Spamhaus $11 million fine thrown out

Posted by   Virus Bulletin on   Sep 7, 2007

Appeal court quashes earlier e360 compensation ruling.

Anti-spam operation Spamhaus, previously ordered to pay $11 million to mass-mailing firm e360 Insight after refusing to contest a case accusing it of falsely labelling those behind e360 as spammers, has had the fine thrown out in an appeal court.

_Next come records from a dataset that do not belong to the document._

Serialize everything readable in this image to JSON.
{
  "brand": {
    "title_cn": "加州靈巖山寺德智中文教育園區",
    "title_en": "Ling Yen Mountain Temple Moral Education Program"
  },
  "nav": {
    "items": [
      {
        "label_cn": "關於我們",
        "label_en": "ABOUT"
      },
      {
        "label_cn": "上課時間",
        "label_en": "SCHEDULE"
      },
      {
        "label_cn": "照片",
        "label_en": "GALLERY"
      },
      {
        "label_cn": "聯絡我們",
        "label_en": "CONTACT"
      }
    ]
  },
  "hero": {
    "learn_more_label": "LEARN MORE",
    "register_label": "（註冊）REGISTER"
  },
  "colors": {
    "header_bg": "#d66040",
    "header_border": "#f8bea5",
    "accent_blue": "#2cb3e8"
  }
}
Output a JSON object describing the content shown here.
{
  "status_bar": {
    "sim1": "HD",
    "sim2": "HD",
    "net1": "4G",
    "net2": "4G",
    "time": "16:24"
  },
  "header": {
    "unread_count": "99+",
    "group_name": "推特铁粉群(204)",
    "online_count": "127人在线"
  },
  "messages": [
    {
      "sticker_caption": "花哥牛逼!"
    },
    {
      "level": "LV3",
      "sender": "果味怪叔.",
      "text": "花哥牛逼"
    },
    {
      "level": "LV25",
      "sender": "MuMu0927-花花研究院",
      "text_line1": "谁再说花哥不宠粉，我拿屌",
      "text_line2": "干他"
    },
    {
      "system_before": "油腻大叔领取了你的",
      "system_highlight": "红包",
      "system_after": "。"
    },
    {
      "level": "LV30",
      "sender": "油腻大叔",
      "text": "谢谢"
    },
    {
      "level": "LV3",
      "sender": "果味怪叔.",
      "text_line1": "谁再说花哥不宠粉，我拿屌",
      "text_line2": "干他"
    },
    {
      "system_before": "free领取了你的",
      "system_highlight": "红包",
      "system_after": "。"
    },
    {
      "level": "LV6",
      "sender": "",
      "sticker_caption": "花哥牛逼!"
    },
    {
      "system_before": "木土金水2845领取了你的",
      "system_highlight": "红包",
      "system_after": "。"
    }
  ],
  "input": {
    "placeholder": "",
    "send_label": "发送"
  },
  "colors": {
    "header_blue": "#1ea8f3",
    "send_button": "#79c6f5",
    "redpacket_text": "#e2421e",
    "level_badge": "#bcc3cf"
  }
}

The case was first brought last autumn, and after initially challenging the charges Spamhaus withdrew from the case, as the US court in which it was brought had no jurisdiction over the organisation's UK-based operation. e360 was thus granted a default ruling in its favour, with the $11.7 million fine called for based on its own uncontested evaluation of the damage caused by Spamhaus filtering out its mails. The spam fighting organisation was also ordered to apologise publicly and to remove e360 from its 'ROKSO' list of known spammers in perpetuity - another ruling whose legality has been questioned by the appeal court.

The appeal court ruling still grants 360 the case, due to Spamhaus' refusal to contest it, but has passed the settlement award back to the lower court to be analysed more closely. Spamhaus continues to include e360 on its list of spammers, and has suggested e360 brings the case to a UK court, where its activities would fall under stricter anti-spam laws. Attempts by e360 to have Spamhaus's domain registration revoked have been ignored by US courts.

A Wired.com blogger looks into the case in more detail here, and carries a full copy of the latest ruling (in PDF format) here.

Posted on 07 September 2007 by Virus Bulletin

twitter.png
fb.png
linkedin.png
googleplus.png
reddit.png

 

Latest posts:

Necurs pump-and-dump spam campaign pushes obscure cryptocurrency

A Necurs pump-and-dump spam campaign pushing the lesser known Swisscoin botnet is mostly background noise for the Internet.

Alleged author of creepy FruitFly macOS malware arrested

A 28-year old man from Ohio has been arrested on suspicion of having created the mysterious FruitFly malware that targeted macOS and used it to spy on its victims.

The threat and security product landscape in 2017

At the start of the new year, Virus Bulletin looks back at the threats seen in the 2017 and at the security products that are available to help mitigate them.

Spamhaus report shows many botnet controllers look a lot like legitimate servers

Spamhaus's annual report on botnet activity shows that botherders tend to use popular, legitimate hosting providers, domain registrars and top-level domains when setting up command-and-control servers.

Tips on researching tech support scams

As tech support scammers continue to target the computer illiterate through cold calling, VB's Martijn Grooten uses his own experience to share some advice on how to investigate such scams.